Sen. Cruz: It’s Past Due for Congress To Get USF Spending Under Control
Before Raising Taxes to Finance USF, Program Reforms Needed
WASHINGTON, D.C. – In his opening statement for the record for today’s Subcommittee on Communications, Media and Broadband hearing titled “The State of Universal Service”, Ranking Member Ted Cruz (R-Texas) expressed his concerns that the FCC’s Universal Service Fund has imposed skyrocketing tax burdens on American consumers to fund a series of ever-expanding, inefficient broadband programs.
Ranking Member Cruz’s opening remarks, as submitted:
“Thank you, Chairman Lujan and Ranking Member Thune and to today’s witnesses.
“Our Framers understood that too much concentrated power in a single entity poses a threat to liberty. It’s why they divided power among three branches of government and created a system of checks and balances. They also understood that the lawmaking power was particularly potent and so took special care to ensure legislators remained accountable to the people.
“The modern administrative state has upset that balance: federal agencies have accumulated tremendous unaccountable power, often operating a regulatory apparatus that is a law unto itself.
“The FCC’s Universal Service Fund, or USF, is a prime example of the unaccountable administrative state. It has imposed ever-increasing tax burdens on American consumers without sufficient checks and balances or oversight from Congress.
“Born out of the 1996 Telecom Act and the breakup of the Bell telephone monopoly, the USF started out with modest aims: to ensure that all Americans, particularly those in rural areas, had access to essential telecom services, so they could contact 9-1-1 and communicate with their family and friends.

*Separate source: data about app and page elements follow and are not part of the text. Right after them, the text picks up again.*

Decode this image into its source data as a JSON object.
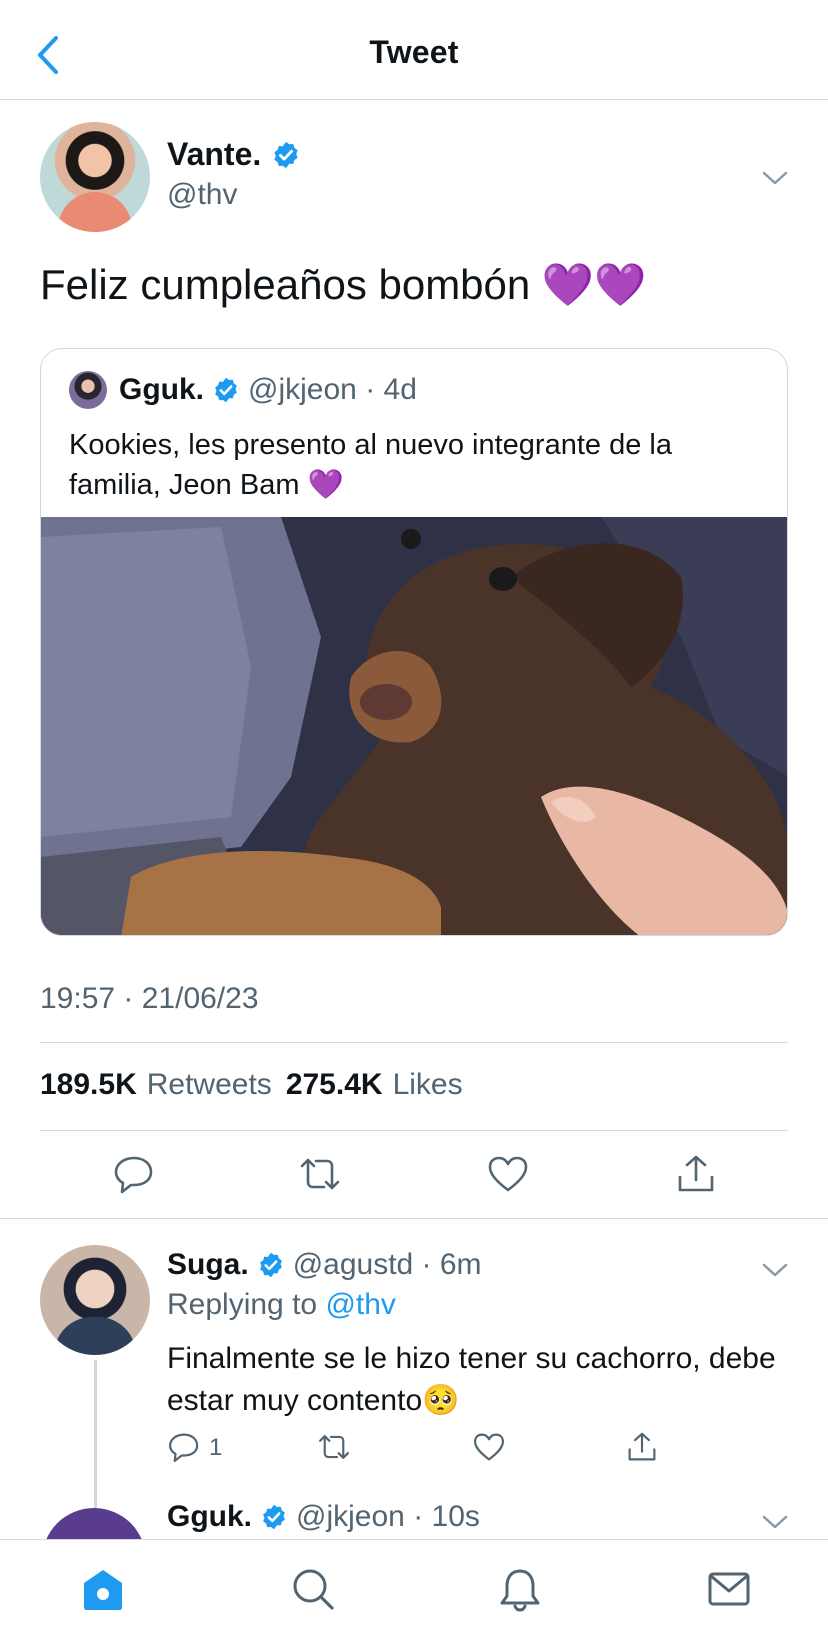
{
  "header": {
    "title": "Tweet"
  },
  "main_tweet": {
    "name": "Vante.",
    "handle": "@thv",
    "text": "Feliz cumpleaños bombón 💜💜",
    "timestamp": "19:57 · 21/06/23",
    "stats": {
      "retweets_count": "189.5K",
      "retweets_label": "Retweets",
      "likes_count": "275.4K",
      "likes_label": "Likes"
    }
  },
  "quoted_tweet": {
    "name": "Gguk.",
    "meta": "@jkjeon · 4d",
    "text": "Kookies, les presento al nuevo integrante de la familia, Jeon Bam 💜"
  },
  "reply": {
    "name": "Suga.",
    "meta": "@agustd · 6m",
    "replying_prefix": "Replying to ",
    "replying_mention": "@thv",
    "text": "Finalmente se le hizo tener su cachorro, debe estar muy contento🥺",
    "reply_count": "1"
  },
  "next_reply": {
    "name": "Gguk.",
    "meta": "@jkjeon · 10s"
  },
  "colors": {
    "accent": "#1d9bf0",
    "secondary_text": "#536471",
    "divider": "#cfd9de",
    "verified": "#1d9bf0"
  },
  "icons": {
    "back": "chevron-left-icon",
    "verified": "verified-badge-icon",
    "more": "chevron-down-icon",
    "reply": "comment-icon",
    "retweet": "retweet-icon",
    "like": "heart-icon",
    "share": "share-icon",
    "tab_home": "home-icon",
    "tab_search": "search-icon",
    "tab_notifications": "bell-icon",
    "tab_messages": "mail-icon"
  }
}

“Slowly but surely, over the next few decades, the USF morphed into a different animal: a regressive, hidden tax on consumers used to fund a series of constantly expanding spending programs.
When it comes to the USF, the FCC, not Congress, calls the shots. The FCC decides how much money to collect and where it will go. According to the FCC, there’s no ceiling on the amount it can impose on consumers to fund the USF. And the USF operates in the shadows since it is not subject to the congressional appropriations process.
“With this structure, it’s no surprise that USF taxing-and-spending has skyrocketed in recent years. Despite starting out as a 5% tax on consumers’ phone bills at the beginning of the century, it has exceeded 25%—and even reached 33%—over the last two years.
“While some have attributed this increase to the erosion of the telecom industry’s voice service revenues base, that is only part of the picture. The bigger culprit is the FCC’s spending on USF, which is close to $10 billion per year, practically doubling in size since 2001.
“Not only is the USF unshackled from congressional control, but the FCC has shielded itself from being accountable for these spending choices. As I noted in a letter to GAO yesterday, the FCC has never held a Commission-level vote on a USF tax increase. Instead, the FCC has passively enabled hikes through a bureaucratic process. As a result, the FCC has repeatedly enacted policies to expand spending while insulating itself from the consequences of doing so.
“Some have suggested that we ought to expand the pool of companies subject to the USF tax. Not only would this not address the USF’s underlying accountability failures, but it also puts the cart before the horse. Before we reassess who pays for these programs, we need to take a hard look at what they are paying for.
“Unfortunately, wasteful, ineffective spending has been high on the list. As I noted earlier this week in a letter to the FCC’s IG, the agency has repeatedly been chastised by GAO for its failure to measure the USF Lifeline program’s effectiveness against concrete goals. Rather than learning from these mistakes, the agency has repeated them: it claims the new Affordable Connectivity Program is successful but offers no data showing it has increased broadband adoption among low-income Americans, as intended.
“Similar concerns apply to the other USF programs. E-Rate, for example, has spent more than $40 billion to push broadband into schools, without any data showing better educational outcomes. E-Rate is also emblematic of the federal government’s poor coordination of broadband funding. The program has subsidized wasteful overbuilding, including in Texas, and it is unclear why E-Rate funds broadband buildout when multiple federal programs are doing the same thing.
“And that’s before we even get to the USF’s storied history of waste, fraud, and abuse, and the serious transparency and performance failures attributed to the fund’s administrator, the Universal Service Administrative Company.
“All told, the FCC has spent more than $156 billion on USF programs over the past twenty years. It’s unclear what American consumers have to show for it—other than higher phone bills. We need to consider all options to reform the USF, including subjecting it to the appropriations process, eliminating duplicative programs, and preserving only those efforts that demonstrate quantifiable benefits for American consumers.
“It’s past due for Congress to get the USF under control.”